## [Task objective]
Pull every line with "产品说明书及认购委托书" from the entries below.

## [Provided material]

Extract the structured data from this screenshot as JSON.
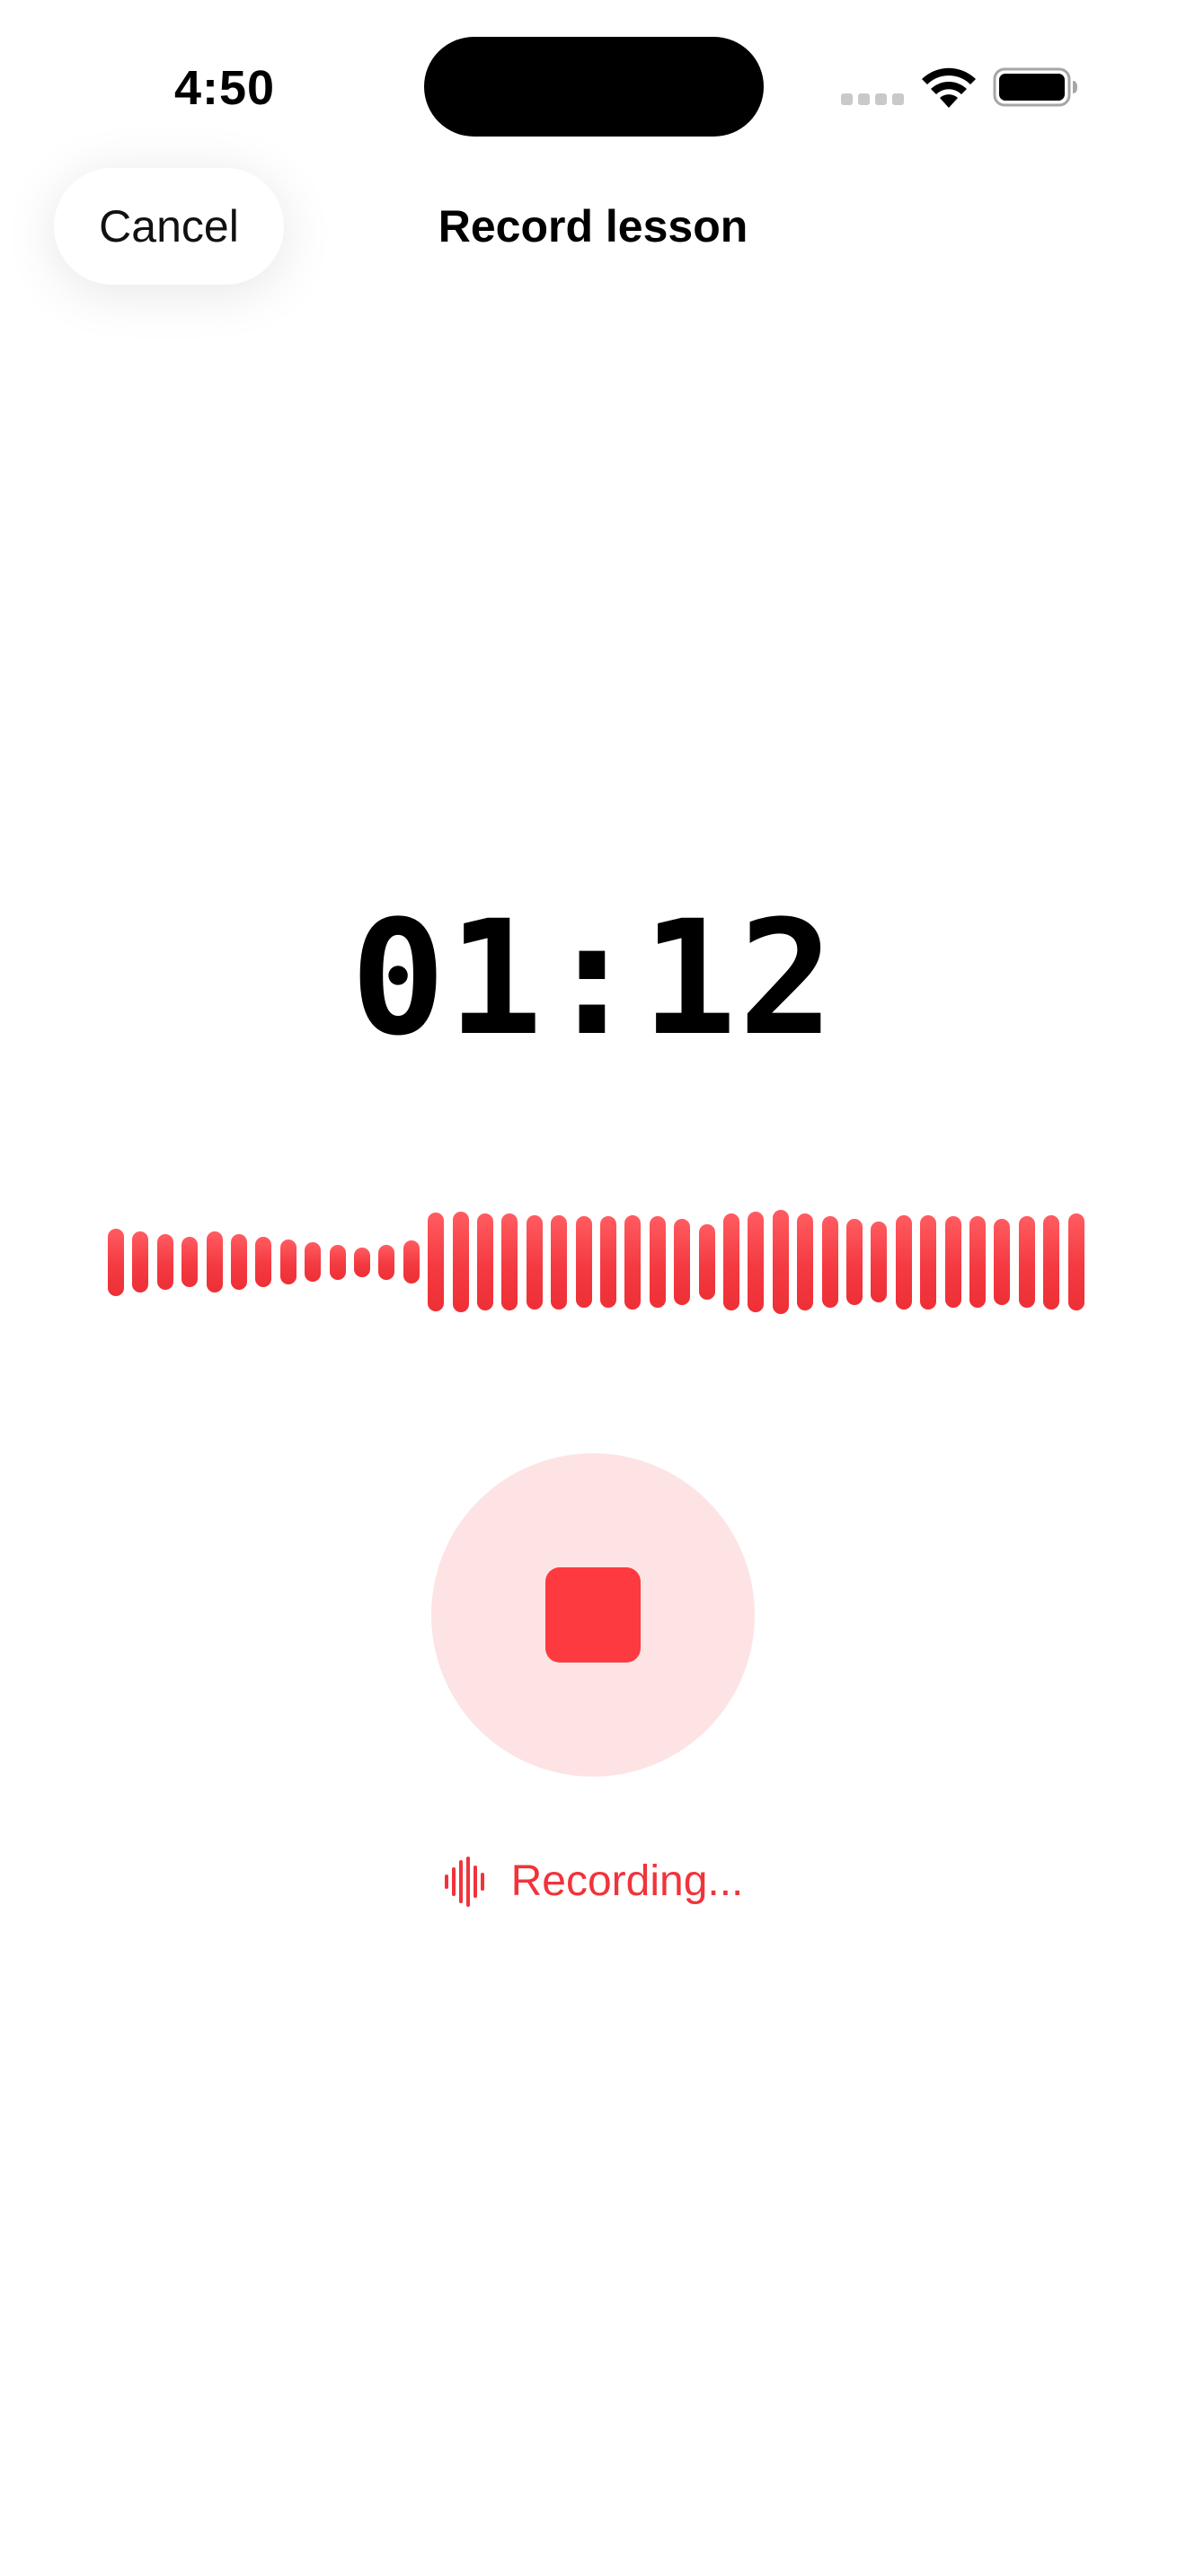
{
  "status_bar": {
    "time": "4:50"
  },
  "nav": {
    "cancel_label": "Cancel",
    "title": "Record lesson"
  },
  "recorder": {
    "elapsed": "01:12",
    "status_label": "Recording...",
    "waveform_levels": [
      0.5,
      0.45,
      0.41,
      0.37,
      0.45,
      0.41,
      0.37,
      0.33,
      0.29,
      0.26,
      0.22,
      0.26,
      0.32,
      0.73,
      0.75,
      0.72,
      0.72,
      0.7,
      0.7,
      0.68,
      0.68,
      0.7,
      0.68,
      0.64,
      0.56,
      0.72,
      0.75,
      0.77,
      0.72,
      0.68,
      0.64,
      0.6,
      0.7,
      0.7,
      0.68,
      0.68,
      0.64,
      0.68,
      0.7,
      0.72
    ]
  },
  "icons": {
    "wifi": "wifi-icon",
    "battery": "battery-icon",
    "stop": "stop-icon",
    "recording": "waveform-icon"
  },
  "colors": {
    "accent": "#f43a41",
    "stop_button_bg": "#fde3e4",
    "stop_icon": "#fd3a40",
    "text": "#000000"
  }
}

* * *

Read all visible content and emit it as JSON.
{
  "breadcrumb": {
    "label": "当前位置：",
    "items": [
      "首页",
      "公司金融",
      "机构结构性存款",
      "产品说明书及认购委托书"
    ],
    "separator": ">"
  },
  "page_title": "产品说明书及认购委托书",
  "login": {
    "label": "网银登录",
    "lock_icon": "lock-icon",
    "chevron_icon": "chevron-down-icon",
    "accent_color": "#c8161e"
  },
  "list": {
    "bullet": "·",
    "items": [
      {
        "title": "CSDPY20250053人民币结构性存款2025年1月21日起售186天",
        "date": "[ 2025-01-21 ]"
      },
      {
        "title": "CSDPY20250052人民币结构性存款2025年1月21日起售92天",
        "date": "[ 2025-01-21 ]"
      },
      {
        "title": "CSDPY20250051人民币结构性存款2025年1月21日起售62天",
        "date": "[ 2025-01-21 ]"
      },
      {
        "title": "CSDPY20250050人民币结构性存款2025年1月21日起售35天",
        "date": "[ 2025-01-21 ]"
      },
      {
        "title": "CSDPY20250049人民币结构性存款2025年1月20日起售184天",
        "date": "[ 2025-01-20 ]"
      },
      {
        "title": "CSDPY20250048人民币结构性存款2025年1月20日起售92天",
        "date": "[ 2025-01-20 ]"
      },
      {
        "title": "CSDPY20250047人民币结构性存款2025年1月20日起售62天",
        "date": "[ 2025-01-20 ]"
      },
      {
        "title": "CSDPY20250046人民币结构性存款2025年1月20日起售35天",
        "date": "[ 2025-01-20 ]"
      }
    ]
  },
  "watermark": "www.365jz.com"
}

## [Exercise result]
      "产品说明书及认购委托书"
  "page_title": "产品说明书及认购委托书",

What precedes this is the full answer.